I think that is an induction motor from a washing machine. 180W is the rated output power (mechanical power). 1600 rpm is the rated speed. So that means that when you power it from 120V at 60Hz, it will deliver 180W when it is spinning at 1600 RPM. This also implies that the synchronous speed of the motor is 1800 rpm. Conceptually, synchronous speed is the speed at which the torque is zero. As you load the motor, the motor slows down (this is called slip) and the torque increases linearly with slip.

So 1800-1600 = 200 rpm. That 200 rpm is the slip required for the motor to put out its rated power and torque. Let's calculate torque.

Power = speed * torque

If we use rad/sec and N-m, power will be in Watts. So let's convert. 1600 rpm = 26.7 rev/sec. 26.7 * 2pi = 168 rad/sec.

If Power = speed * torque, then torque = power/speed. So 180W / 168 rad/sec = 1.07 N-m at rated power. So now we know that when slip = 200 rpm, torque will be 1.07 Newton meters.
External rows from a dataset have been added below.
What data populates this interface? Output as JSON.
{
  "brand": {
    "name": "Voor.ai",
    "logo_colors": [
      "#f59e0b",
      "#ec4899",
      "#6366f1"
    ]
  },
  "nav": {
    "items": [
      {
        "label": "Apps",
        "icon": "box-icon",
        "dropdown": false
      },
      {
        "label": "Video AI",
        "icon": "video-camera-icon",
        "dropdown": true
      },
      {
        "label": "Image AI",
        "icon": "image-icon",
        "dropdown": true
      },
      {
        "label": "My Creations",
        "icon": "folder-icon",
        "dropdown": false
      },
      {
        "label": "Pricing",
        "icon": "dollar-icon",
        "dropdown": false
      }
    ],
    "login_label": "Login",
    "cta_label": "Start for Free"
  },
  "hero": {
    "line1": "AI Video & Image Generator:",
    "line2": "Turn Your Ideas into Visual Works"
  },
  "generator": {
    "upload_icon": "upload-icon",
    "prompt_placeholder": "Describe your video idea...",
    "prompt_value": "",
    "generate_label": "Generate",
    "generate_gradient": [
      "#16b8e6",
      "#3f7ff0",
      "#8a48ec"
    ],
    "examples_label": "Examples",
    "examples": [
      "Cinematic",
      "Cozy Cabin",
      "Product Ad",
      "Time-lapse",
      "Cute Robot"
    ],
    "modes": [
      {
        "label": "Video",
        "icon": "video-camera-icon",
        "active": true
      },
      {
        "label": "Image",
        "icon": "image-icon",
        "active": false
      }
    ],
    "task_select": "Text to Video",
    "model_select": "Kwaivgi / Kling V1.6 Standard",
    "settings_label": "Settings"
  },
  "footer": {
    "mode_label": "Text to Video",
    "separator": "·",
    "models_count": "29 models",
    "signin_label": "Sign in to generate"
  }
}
Likewise, if slip = 100 rpm, then torque must be 0.5035 Newton meters.

So in general, torque is as follows:

T = 1.07 * (slip / 200)

It will be in Newton meters. Slip is in rpm. You calculate slip as follows: 1800 - rpm, where "rpm" is the actual rpm.

So, breaking it all down, measure the actual no-load rpm. Take 1800 rpm, and subtract the actual no-load rpm. This is the no-load slip.

Divide by 200, and multiply by 1.07. Now you have the no-load torque. Approximately. You can also calculate the no load output power, since all you need is torque and speed (just multiply rad/sec * Newton-meters to get power in Watts).

• I think I understand; this makes sense. But I am driving home for the holidays (at a rest stop) and won't be able to consider carefully until Thursday or Friday. May I ask how you obtained the synchronous speed? I see that it is a multiple (30x) of the AC frequency but I am not clear where that came from. Commented Nov 21, 2018 at 22:52
• I think I found it. 120 * 60 Hz / 4 poles per phase? en.m.wikipedia.org/wiki/Synchronous_motor#Synchronous_speed . I will read more about slip. Ok enough procrastinating, I've finished my Red Bull, time to get back on the road 😂 Commented Nov 21, 2018 at 23:06
• Yeah. Synchronous speed is always line frequency divided by the number of pole pairs. But you have to convert frequency to RPM first. So, a two pole (one pair) motor is 60 Hz * 60 sec/min = 3600 RPM. For a four pole (two pairs) it is 3600/2. For six poles (three pairs) it is 3600/3, etc. Commented Nov 22, 2018 at 0:20
• For a motor driven at line frequency (not driven by a variable frequency control) current is a good approximation of torque. Measuring slip is also a good approximation of torque (see my answer for the math). Motor power output is speed in rad/sec * torque in Newton-meters. If you give a motor an intertial load (heavy spinning wheel) you can infer torque by noting the rate of change of speed as well as actual speed. Commented Nov 22, 2018 at 0:26